Interaction Time

The following Lesson is broken down into two different interaction times.

Lesson #37: Teamwork

Objectives

  • Decide why we should have teams.
  • Determine the benefits of teams and what makes them effective.
  • Identify the roles of team members and how they contribute to a team’s success.

Estimated Time

60 minutes

Materials

Instructional Procedures for Synchronous Training
(or at the same time without a classroom)
  1. Meet in a webinar technology, like LumaLive.
  2. EfficiencySet the stage for this questioning approach by discussing the power of questions in coming to resolutions and ideas.
  3. EfficiencyBreak students into different break out groups. They can meet in their own LumaLive meeting space.
  4. EfficiencySet down conversation guidelines like 1) refer to each other by name, 2) participate by building on conversations, 3) participate often with comments and reactions to ideas of others, 4) don’t dominate the stage, 5) feel free to disagree, but don’t be disagreeable, and 6) wait your turn.
  5. EfficiencyRemind students there are no right or wrong answers.
  6. EfficiencyHave each group come up with a team leader that will take notes and a team name.
  7. EngagementEfficiencyHave each group come up with a team leader that will take notes and a team name.
  8. EfficiencyText or email each group the Socratic Dialogue Discussion Cards. Feel free to assign different groups with different discussion questions.
  9. EfficiencyStudents meet in small breakout groups.
  10. EngagementWhen they come back from timer discussions, debrief with them:
    • What was one Ah Ha! moment you had with your group?
    • What was one Oh No! moment you had with your group?
    • What was one Hmm…! moment you had with your group?
    • What was one Oh Yeah! moment you had with your group?
  11. Optional: Have everyone complete this survey on Team Effectiveness. Discuss the results.
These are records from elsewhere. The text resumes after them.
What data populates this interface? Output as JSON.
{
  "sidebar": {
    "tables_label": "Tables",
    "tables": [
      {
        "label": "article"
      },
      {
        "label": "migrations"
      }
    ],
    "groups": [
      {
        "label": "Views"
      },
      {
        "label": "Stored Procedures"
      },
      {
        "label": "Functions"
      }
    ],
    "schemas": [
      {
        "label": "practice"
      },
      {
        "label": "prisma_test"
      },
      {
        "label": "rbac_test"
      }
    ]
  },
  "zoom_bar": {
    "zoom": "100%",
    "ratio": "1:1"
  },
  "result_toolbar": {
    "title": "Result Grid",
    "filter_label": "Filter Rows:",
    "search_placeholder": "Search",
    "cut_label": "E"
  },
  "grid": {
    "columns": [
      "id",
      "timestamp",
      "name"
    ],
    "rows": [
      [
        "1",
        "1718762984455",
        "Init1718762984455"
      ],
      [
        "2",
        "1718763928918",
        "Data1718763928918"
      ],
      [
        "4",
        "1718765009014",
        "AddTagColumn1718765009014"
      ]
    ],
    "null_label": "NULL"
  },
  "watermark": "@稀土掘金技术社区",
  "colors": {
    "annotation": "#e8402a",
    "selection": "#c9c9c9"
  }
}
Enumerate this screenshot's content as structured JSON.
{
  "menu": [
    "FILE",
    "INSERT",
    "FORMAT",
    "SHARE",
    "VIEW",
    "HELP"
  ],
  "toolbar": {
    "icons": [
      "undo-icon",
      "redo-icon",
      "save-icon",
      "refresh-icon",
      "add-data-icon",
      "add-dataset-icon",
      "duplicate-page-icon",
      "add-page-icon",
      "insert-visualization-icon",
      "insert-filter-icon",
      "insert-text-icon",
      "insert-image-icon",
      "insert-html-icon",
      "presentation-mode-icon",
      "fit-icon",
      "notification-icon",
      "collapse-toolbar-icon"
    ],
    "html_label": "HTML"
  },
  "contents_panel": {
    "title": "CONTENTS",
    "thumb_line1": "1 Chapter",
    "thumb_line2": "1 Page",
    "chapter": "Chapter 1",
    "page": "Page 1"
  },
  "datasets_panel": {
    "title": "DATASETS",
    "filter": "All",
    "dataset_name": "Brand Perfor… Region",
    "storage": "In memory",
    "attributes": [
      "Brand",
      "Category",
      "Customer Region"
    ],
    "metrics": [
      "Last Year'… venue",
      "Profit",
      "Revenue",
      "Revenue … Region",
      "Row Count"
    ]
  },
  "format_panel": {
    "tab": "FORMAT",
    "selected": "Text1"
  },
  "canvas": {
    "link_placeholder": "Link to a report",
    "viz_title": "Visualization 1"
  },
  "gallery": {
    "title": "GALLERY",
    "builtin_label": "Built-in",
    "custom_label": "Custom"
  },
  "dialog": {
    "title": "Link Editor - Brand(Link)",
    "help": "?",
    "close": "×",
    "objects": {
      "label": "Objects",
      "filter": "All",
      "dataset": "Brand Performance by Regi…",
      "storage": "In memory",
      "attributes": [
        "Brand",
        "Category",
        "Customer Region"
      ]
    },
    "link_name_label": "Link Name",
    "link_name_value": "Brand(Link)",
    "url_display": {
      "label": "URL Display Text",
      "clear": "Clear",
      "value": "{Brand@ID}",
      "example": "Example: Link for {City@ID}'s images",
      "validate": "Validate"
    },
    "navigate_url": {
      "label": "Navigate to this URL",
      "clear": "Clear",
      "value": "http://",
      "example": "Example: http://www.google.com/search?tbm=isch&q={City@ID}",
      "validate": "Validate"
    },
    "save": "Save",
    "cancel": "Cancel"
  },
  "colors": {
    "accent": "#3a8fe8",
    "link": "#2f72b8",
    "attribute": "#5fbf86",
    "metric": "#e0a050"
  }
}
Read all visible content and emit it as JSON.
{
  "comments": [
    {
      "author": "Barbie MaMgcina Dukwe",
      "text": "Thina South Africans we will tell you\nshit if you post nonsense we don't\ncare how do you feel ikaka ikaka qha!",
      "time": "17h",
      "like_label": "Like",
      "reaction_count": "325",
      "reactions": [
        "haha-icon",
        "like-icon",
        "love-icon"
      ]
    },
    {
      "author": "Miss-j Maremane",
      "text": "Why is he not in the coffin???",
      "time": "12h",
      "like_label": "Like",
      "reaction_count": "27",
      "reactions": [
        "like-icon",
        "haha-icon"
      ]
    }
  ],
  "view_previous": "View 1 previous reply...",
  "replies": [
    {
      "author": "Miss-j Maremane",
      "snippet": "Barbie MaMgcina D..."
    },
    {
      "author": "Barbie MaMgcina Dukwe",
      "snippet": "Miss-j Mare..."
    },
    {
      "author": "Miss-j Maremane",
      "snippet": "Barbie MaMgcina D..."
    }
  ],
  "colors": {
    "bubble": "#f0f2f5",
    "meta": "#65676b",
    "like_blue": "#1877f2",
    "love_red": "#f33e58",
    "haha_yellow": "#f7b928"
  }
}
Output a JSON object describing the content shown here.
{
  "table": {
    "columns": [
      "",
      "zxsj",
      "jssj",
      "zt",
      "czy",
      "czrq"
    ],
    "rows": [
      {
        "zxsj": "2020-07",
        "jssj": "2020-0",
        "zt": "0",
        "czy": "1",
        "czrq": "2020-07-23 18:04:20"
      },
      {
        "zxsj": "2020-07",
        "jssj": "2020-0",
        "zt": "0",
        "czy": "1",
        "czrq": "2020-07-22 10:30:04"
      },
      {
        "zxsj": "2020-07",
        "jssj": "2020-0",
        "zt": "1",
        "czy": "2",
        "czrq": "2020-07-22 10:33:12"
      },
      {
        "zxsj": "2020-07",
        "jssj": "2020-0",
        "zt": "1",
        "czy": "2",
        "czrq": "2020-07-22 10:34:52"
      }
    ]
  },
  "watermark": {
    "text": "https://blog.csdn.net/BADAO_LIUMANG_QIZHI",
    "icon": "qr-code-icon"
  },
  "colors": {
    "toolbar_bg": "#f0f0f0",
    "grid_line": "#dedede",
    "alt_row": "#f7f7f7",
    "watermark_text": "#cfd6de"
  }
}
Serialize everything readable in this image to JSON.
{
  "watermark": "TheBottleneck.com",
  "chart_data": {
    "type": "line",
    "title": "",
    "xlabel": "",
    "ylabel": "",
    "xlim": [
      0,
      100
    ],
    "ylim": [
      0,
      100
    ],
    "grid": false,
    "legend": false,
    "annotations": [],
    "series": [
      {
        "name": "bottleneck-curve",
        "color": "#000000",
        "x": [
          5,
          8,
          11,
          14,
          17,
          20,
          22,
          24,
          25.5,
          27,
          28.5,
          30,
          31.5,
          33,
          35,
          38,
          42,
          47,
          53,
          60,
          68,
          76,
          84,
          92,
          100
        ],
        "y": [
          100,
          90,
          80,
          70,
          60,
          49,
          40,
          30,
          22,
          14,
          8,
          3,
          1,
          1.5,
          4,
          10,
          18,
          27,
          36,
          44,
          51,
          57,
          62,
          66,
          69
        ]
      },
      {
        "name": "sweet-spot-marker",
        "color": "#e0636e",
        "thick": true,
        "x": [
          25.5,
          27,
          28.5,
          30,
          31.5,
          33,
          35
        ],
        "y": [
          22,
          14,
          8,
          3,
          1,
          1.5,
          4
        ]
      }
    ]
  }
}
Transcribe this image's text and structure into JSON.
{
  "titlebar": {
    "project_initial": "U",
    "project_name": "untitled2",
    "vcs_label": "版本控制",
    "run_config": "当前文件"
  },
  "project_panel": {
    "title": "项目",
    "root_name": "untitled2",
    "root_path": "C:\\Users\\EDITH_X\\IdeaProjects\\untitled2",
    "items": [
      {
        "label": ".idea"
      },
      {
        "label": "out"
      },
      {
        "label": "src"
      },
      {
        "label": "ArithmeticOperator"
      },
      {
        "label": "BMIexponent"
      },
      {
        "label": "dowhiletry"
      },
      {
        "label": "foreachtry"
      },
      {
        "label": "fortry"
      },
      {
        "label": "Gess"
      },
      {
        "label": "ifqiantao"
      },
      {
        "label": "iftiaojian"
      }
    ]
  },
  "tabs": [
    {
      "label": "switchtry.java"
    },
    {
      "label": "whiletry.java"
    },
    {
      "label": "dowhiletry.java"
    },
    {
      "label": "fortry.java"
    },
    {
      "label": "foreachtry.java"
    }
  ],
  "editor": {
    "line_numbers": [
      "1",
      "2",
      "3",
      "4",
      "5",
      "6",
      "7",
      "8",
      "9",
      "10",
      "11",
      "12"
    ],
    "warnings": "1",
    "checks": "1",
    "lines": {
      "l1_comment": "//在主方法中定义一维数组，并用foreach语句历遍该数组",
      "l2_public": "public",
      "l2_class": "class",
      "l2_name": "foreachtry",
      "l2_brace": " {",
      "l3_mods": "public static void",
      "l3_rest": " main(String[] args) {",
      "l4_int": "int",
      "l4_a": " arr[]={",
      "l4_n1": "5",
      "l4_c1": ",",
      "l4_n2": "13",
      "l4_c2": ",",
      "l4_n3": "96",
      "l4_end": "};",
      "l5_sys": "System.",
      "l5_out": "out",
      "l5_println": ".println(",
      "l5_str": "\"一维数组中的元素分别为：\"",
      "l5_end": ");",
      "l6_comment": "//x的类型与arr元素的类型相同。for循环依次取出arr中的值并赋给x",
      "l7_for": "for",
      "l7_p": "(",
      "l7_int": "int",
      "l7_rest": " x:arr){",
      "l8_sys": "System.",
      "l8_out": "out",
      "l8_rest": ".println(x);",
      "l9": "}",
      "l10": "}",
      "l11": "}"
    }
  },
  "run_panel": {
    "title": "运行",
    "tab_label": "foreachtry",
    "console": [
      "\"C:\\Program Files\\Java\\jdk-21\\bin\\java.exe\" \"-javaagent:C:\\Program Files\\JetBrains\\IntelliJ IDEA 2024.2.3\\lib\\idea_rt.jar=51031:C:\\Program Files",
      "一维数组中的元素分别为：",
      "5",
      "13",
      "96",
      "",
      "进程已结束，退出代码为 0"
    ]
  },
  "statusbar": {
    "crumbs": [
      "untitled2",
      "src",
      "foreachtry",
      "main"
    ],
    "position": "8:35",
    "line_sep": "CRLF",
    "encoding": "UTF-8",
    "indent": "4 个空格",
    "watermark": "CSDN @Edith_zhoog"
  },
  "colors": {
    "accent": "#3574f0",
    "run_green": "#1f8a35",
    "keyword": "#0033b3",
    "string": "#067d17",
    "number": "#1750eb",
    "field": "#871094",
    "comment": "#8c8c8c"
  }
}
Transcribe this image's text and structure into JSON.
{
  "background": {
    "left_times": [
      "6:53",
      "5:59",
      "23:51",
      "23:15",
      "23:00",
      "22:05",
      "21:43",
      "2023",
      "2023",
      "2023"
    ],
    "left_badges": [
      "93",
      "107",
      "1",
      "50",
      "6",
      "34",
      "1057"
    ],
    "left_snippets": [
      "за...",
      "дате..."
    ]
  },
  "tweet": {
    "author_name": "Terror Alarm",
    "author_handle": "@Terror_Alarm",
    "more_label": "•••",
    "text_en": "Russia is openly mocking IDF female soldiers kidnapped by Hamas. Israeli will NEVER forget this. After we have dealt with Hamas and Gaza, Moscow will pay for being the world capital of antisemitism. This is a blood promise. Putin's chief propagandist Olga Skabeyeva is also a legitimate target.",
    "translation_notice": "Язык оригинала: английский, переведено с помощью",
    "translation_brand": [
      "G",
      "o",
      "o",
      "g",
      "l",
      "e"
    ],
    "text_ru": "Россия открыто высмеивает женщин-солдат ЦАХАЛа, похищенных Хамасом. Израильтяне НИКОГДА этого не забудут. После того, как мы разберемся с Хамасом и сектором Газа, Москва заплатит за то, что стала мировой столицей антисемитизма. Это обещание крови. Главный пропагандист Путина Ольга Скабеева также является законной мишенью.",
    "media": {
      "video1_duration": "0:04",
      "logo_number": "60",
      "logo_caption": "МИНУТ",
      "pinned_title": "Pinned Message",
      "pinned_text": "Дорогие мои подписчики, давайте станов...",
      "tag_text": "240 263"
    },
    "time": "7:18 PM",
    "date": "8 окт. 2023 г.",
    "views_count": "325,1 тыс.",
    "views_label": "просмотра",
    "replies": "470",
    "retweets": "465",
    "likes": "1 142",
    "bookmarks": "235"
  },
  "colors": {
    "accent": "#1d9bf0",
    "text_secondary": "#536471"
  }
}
Instructional Procedures for Asynchronous Training
(or not at the same time)
  1. EfficiencyAssign the Teamwork eNugget®. Make sure they complete the Team Effectiveness Survey.
  2. EfficiencyPost in a moderated discussion board: What were the results of your survey?
    • What was one Ah Ha! moment you had reading the content or seeing the results of your survey?
    • What was one Oh No! moment you had reading the content or seeing the results of your survey?
    • What was one Hmm…!moment you had reading the content or seeing the results of your survey?
    • What was one Oh Yeah! Moment you had reading the content or seeing the results of your survey?
  3. AuthenticityEngagementPost one comment or question to one other student.

Reference:

Anderson, T. (2003). Modes of interaction in distance education: Recent developments and research questions. Handbook of distance education, 129-144.